Citing PatentFiling datePublication dateApplicantTitle
US7782198 *Dec 3, 2007Aug 24, 2010International Business Machines CorporationApparatus and method for detecting tampering of a printer compartment
Classifications
U.S. Classification347/85, 106/31.32
International ClassificationB41J2/175, C09D11/00
Cooperative ClassificationB41J2/17513, B41J2/17509, B41M3/142, B41J2/175
European ClassificationB41J2/175, B41M3/14C, B41J2/175C2, B41J2/175C1A
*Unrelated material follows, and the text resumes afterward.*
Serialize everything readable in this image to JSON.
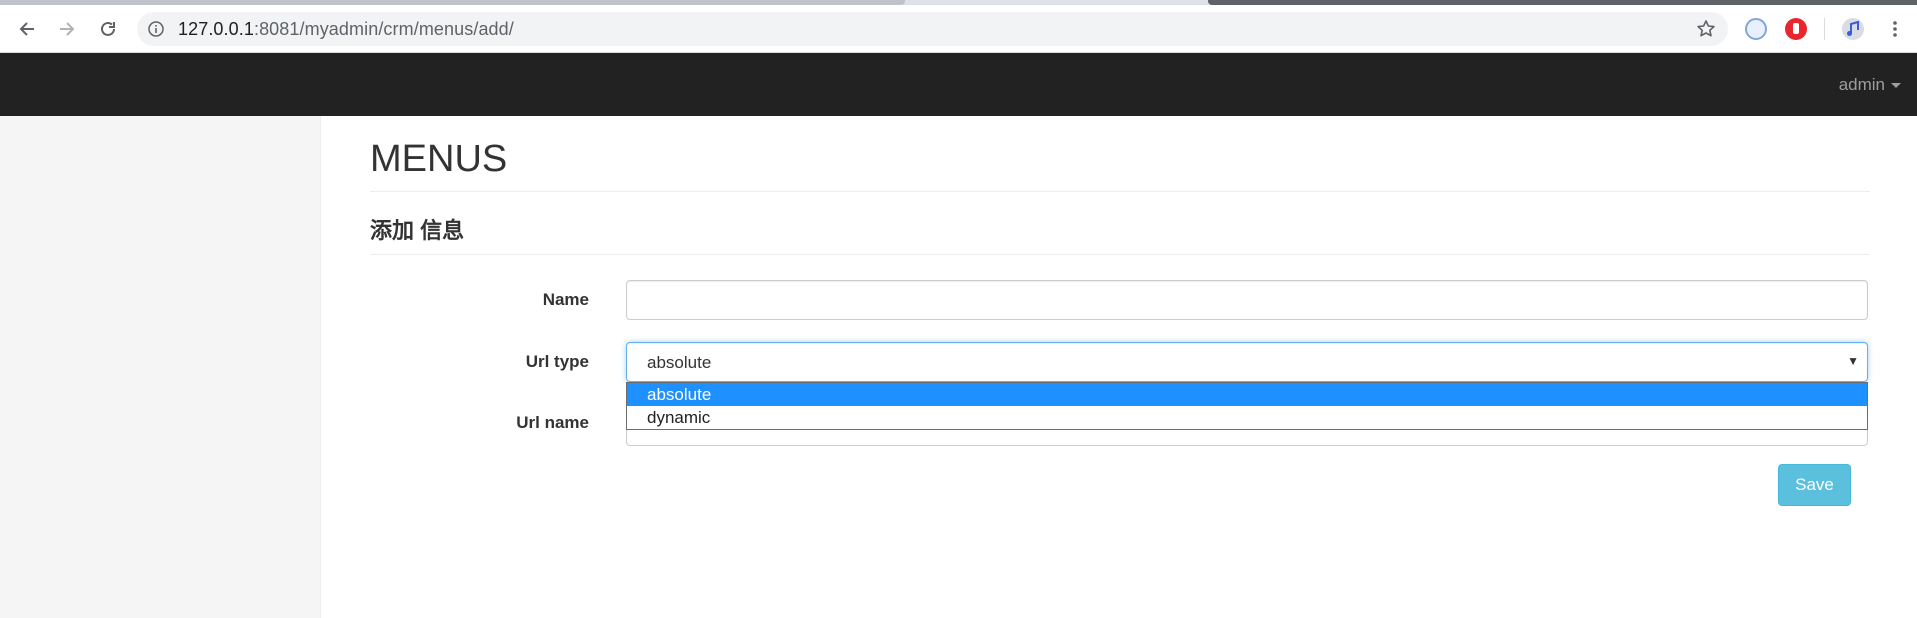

Legal Events
DateCodeEventDescription
Oct 25, 2004ASAssignment
Owner name: PITNEY BOWES INC., CONNECTICUT
Free format text: ASSIGNMENT OF ASSIGNORS INTEREST;ASSIGNORS:AUSLANDER, JUDITH D.;QUINE, DOUGLAS B.;REEL/FRAME:015930/0959
Effective date: 20041022
Aug 15, 2011FPAYFee payment
Year of fee payment: 4